  • Prewrap tape or locking tabs.

Important steps to remember when wrapping an ankle sprain are:

  • Wrap above and below the joint.
  • Wrap in a figure-eight pattern, overlapping the bandage.
  • Make sure the wrap is taut with no wrinkles.

Ankle Sprain Treatment

R.I.C.E. method

As with treating a wrist sprain, the R.I.C.E. method, which stands for rest, ice, compression, and elevation, is a common treatment for ankle sprains. Use of ibuprofen or naproxen can help lessen inflammation, swelling, and pain. You may not be able to put all your weight on your foot but you should be able to walk on it.

When Should You See a Doctor for a Sprained Ankle?

At times, a severe sprain can mask a broken ankle. If the pain and swelling do not improve after a few days, you should see a doctor.

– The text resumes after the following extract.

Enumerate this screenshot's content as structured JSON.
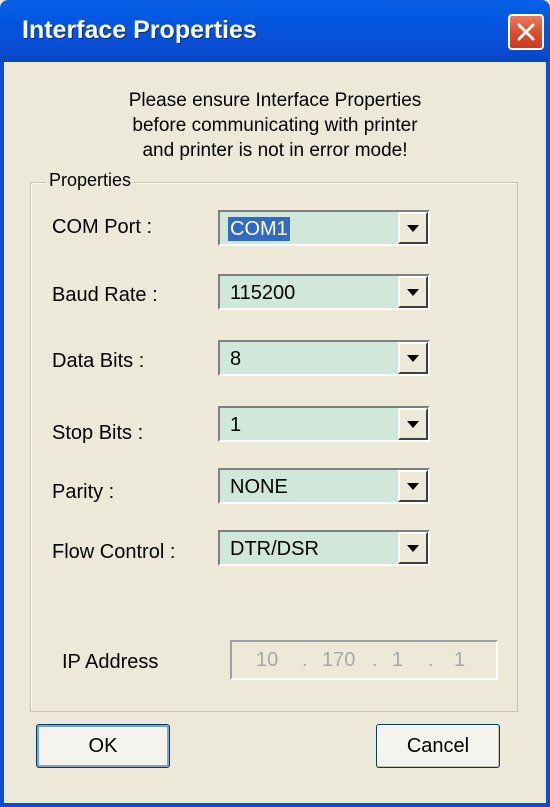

You may even consider using crutches the first few days to minimize pain and prevent further injury. Ice and elevate your ankle the first two to three days after your sprain for 20 minutes a few times a day to decrease swelling. Avoid putting any more weight than is necessary on your injured ankle and get plenty of rest.

In the future, you can avoid re-spraining your ankle by performing warm-up exercises before any physical activity or sports practice, wearing proper footwear, and taking frequent breaks if you begin to feel tired or weak.

Editor's Note: This article was originally published on , and was last reviewed on .

About Urgent Care

Sometimes you need care right away, with no time to wait for an appointment. That’s where UPMC Urgent Care comes in. We offer prompt treatment for illnesses and injuries seven days a week, with no appointment necessary. With locations throughout Pennsylvania and Maryland, you can find immediate care close to you – even if your doctor’s office is closed. Our services include treatment for minor injuries and illnesses, physicals, prescription filling, and flu shots and immunizations. Wait times for minor injuries and illnesses are usually shorter than the Emergency Department, and we accept most major insurance. Visit our website to find a location close to you.